Dataset excerpts:
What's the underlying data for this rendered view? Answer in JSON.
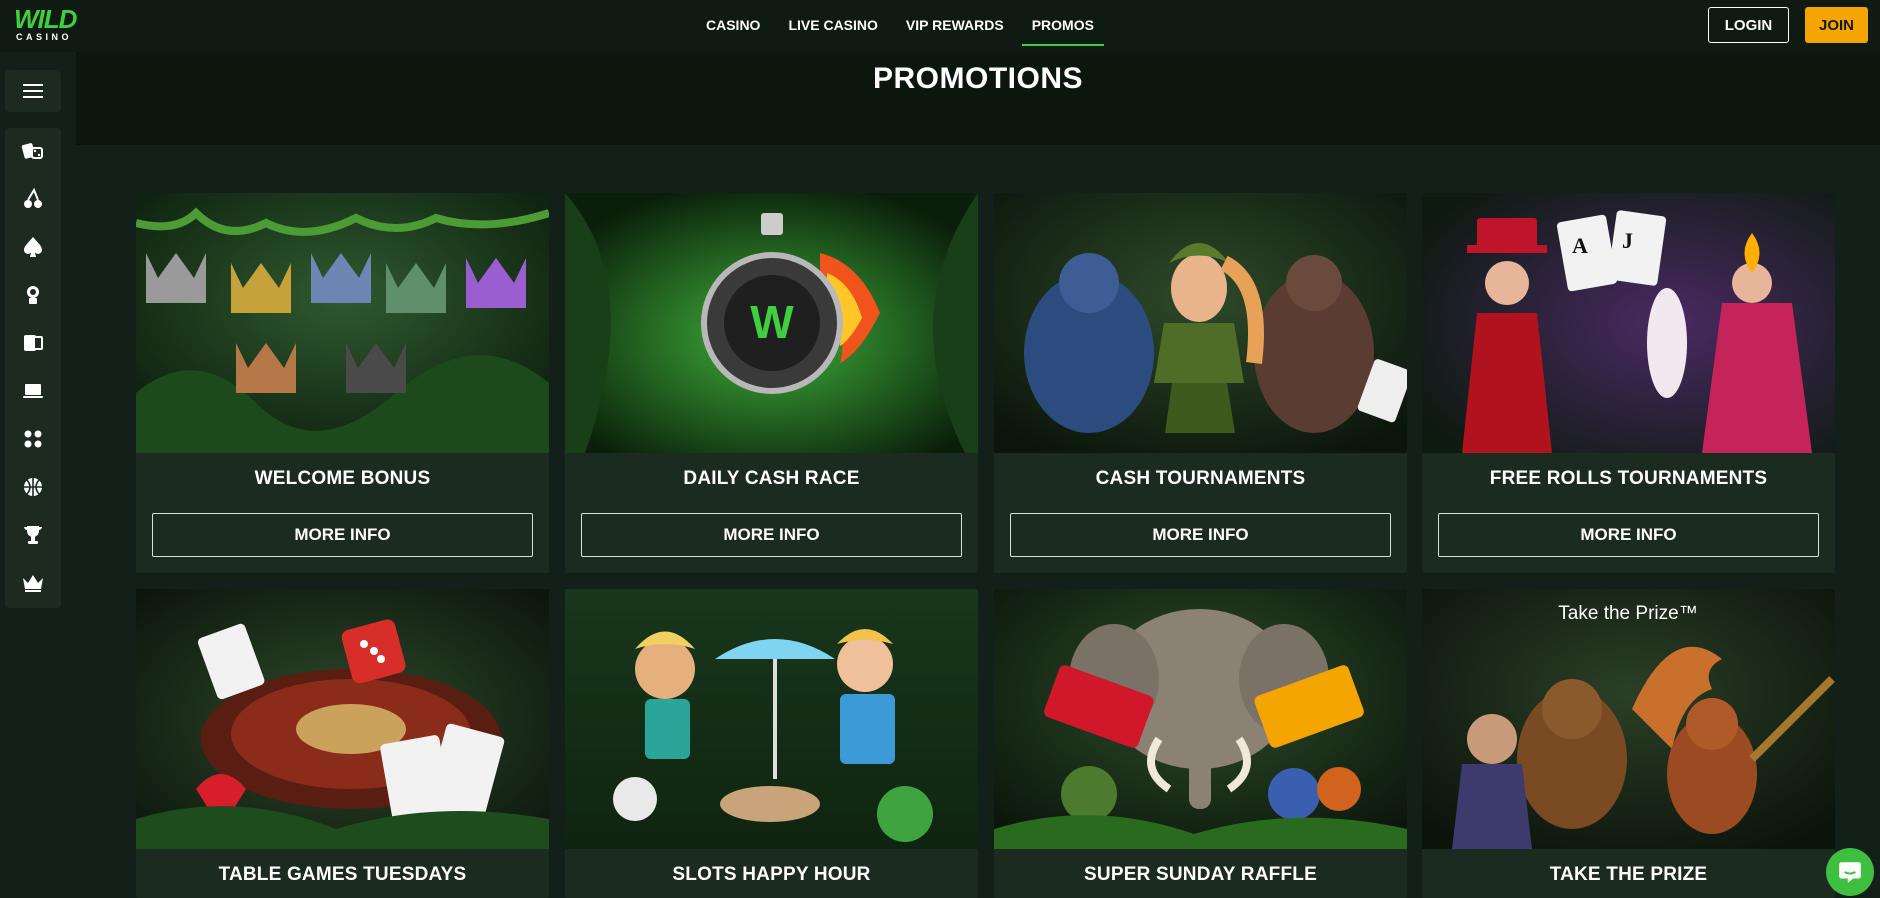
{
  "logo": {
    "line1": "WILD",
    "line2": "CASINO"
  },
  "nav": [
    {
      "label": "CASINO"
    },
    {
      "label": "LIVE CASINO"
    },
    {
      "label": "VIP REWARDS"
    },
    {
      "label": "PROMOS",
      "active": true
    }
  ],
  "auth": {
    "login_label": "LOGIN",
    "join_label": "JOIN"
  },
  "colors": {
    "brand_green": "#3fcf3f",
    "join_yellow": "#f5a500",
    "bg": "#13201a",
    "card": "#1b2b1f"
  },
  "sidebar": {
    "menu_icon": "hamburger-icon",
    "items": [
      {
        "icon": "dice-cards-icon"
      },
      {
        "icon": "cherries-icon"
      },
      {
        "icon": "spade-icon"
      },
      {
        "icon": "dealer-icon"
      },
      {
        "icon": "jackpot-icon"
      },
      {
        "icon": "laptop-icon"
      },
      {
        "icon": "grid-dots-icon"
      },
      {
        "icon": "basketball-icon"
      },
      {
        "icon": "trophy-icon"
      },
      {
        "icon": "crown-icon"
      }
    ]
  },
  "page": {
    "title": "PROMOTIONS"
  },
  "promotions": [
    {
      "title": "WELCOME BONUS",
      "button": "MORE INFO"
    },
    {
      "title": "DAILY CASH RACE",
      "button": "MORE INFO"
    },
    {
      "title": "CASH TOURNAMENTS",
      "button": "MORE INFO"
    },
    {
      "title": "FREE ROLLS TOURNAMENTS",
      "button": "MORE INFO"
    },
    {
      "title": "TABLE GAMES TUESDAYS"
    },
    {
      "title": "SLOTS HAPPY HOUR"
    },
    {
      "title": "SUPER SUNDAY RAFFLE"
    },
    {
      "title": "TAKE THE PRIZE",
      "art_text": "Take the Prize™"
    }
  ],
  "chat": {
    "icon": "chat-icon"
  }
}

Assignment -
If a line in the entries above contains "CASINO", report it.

Reply -
    "line2": "CASINO"
      "label": "CASINO"
      "label": "LIVE CASINO"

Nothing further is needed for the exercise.